Dataset rows describing interfaces:
──────────────────────────────
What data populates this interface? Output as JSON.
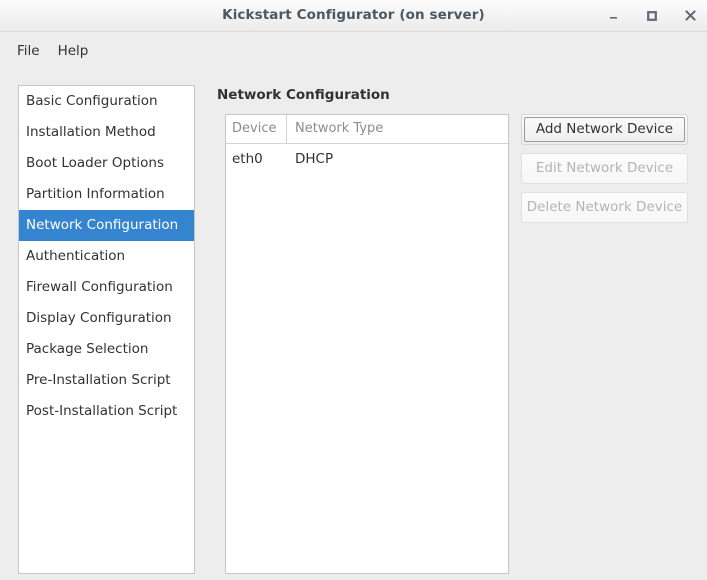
{
  "window": {
    "title": "Kickstart Configurator (on server)",
    "controls": [
      {
        "name": "minimize-button",
        "glyph": "minimize"
      },
      {
        "name": "maximize-button",
        "glyph": "maximize"
      },
      {
        "name": "close-button",
        "glyph": "close"
      }
    ]
  },
  "menubar": {
    "items": [
      {
        "label": "File"
      },
      {
        "label": "Help"
      }
    ]
  },
  "sidebar": {
    "items": [
      {
        "label": "Basic Configuration",
        "selected": false
      },
      {
        "label": "Installation Method",
        "selected": false
      },
      {
        "label": "Boot Loader Options",
        "selected": false
      },
      {
        "label": "Partition Information",
        "selected": false
      },
      {
        "label": "Network Configuration",
        "selected": true
      },
      {
        "label": "Authentication",
        "selected": false
      },
      {
        "label": "Firewall Configuration",
        "selected": false
      },
      {
        "label": "Display Configuration",
        "selected": false
      },
      {
        "label": "Package Selection",
        "selected": false
      },
      {
        "label": "Pre-Installation Script",
        "selected": false
      },
      {
        "label": "Post-Installation Script",
        "selected": false
      }
    ]
  },
  "main": {
    "heading": "Network Configuration",
    "table": {
      "columns": [
        "Device",
        "Network Type"
      ],
      "rows": [
        {
          "device": "eth0",
          "network_type": "DHCP"
        }
      ]
    },
    "buttons": [
      {
        "label": "Add Network Device",
        "state": "focused"
      },
      {
        "label": "Edit Network Device",
        "state": "disabled"
      },
      {
        "label": "Delete Network Device",
        "state": "disabled"
      }
    ]
  },
  "colors": {
    "selection": "#3584cf",
    "window_background": "#ededed",
    "panel_background": "#ffffff",
    "title_text": "#4c5862",
    "disabled_text": "#b4b4b4"
  }
}
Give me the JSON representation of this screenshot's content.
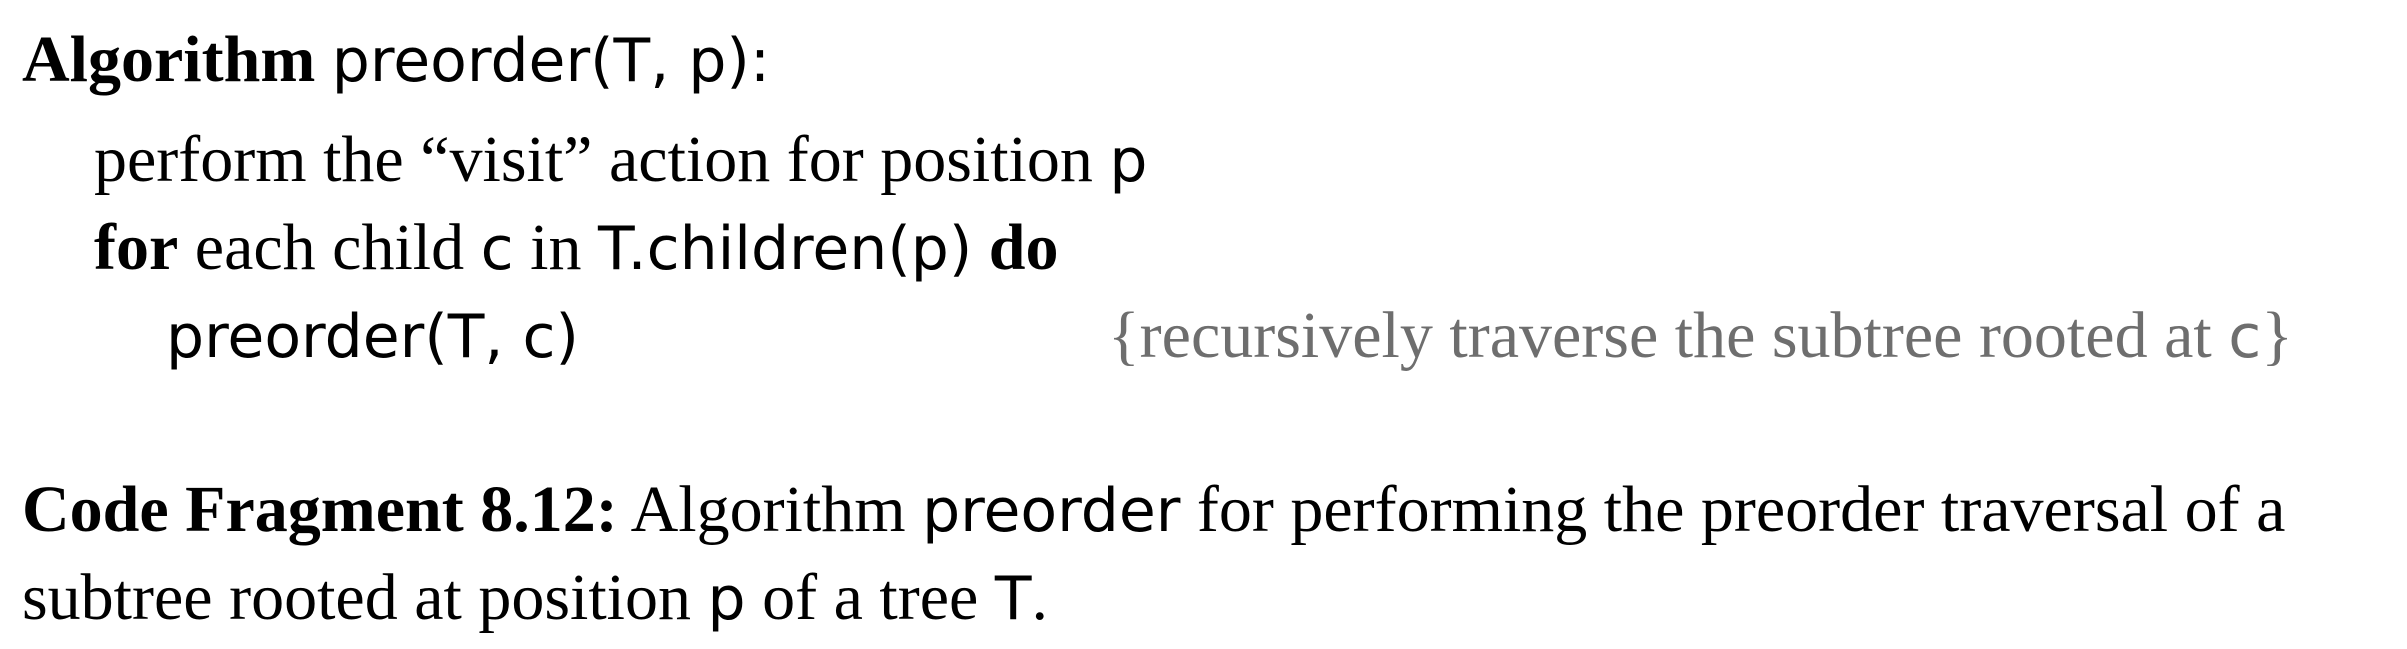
{
  "algorithm": {
    "keyword": "Algorithm",
    "signature": "preorder(T, p):",
    "lines": {
      "visit_text": "perform the “visit” action for position",
      "visit_var": "p",
      "for_kw": "for",
      "for_mid": "each child",
      "for_var": "c",
      "for_in": "in",
      "for_expr": "T.children(p)",
      "do_kw": "do",
      "call": "preorder(T, c)",
      "comment_text": "{recursively traverse the subtree rooted at",
      "comment_var": "c",
      "comment_close": "}"
    }
  },
  "caption": {
    "label": "Code Fragment 8.12:",
    "text_a": "Algorithm",
    "algo_name": "preorder",
    "text_b": "for performing the preorder traversal of a",
    "text_c": "subtree rooted at position",
    "var_p": "p",
    "text_d": "of a tree",
    "var_t": "T",
    "end": "."
  }
}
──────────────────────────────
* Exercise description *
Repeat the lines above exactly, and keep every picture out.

* Worked solution *
What data populates this interface? Output as JSON.
{
  "window": {
    "title": "Kickstart Configurator (on server)",
    "controls": [
      {
        "name": "minimize-button",
        "glyph": "minimize"
      },
      {
        "name": "maximize-button",
        "glyph": "maximize"
      },
      {
        "name": "close-button",
        "glyph": "close"
      }
    ]
  },
  "menubar": {
    "items": [
      {
        "label": "File"
      },
      {
        "label": "Help"
      }
    ]
  },
  "sidebar": {
    "items": [
      {
        "label": "Basic Configuration",
        "selected": false
      },
      {
        "label": "Installation Method",
        "selected": false
      },
      {
        "label": "Boot Loader Options",
        "selected": false
      },
      {
        "label": "Partition Information",
        "selected": false
      },
      {
        "label": "Network Configuration",
        "selected": true
      },
      {
        "label": "Authentication",
        "selected": false
      },
      {
        "label": "Firewall Configuration",
        "selected": false
      },
      {
        "label": "Display Configuration",
        "selected": false
      },
      {
        "label": "Package Selection",
        "selected": false
      },
      {
        "label": "Pre-Installation Script",
        "selected": false
      },
      {
        "label": "Post-Installation Script",
        "selected": false
      }
    ]
  },
  "main": {
    "heading": "Network Configuration",
    "table": {
      "columns": [
        "Device",
        "Network Type"
      ],
      "rows": [
        {
          "device": "eth0",
          "network_type": "DHCP"
        }
      ]
    },
    "buttons": [
      {
        "label": "Add Network Device",
        "state": "focused"
      },
      {
        "label": "Edit Network Device",
        "state": "disabled"
      },
      {
        "label": "Delete Network Device",
        "state": "disabled"
      }
    ]
  },
  "colors": {
    "selection": "#3584cf",
    "window_background": "#ededed",
    "panel_background": "#ffffff",
    "title_text": "#4c5862",
    "disabled_text": "#b4b4b4"
  }
}
Give me the JSON representation of this screenshot's content.
{
  "algorithm": {
    "keyword": "Algorithm",
    "signature": "preorder(T, p):",
    "lines": {
      "visit_text": "perform the “visit” action for position",
      "visit_var": "p",
      "for_kw": "for",
      "for_mid": "each child",
      "for_var": "c",
      "for_in": "in",
      "for_expr": "T.children(p)",
      "do_kw": "do",
      "call": "preorder(T, c)",
      "comment_text": "{recursively traverse the subtree rooted at",
      "comment_var": "c",
      "comment_close": "}"
    }
  },
  "caption": {
    "label": "Code Fragment 8.12:",
    "text_a": "Algorithm",
    "algo_name": "preorder",
    "text_b": "for performing the preorder traversal of a",
    "text_c": "subtree rooted at position",
    "var_p": "p",
    "text_d": "of a tree",
    "var_t": "T",
    "end": "."
  }
}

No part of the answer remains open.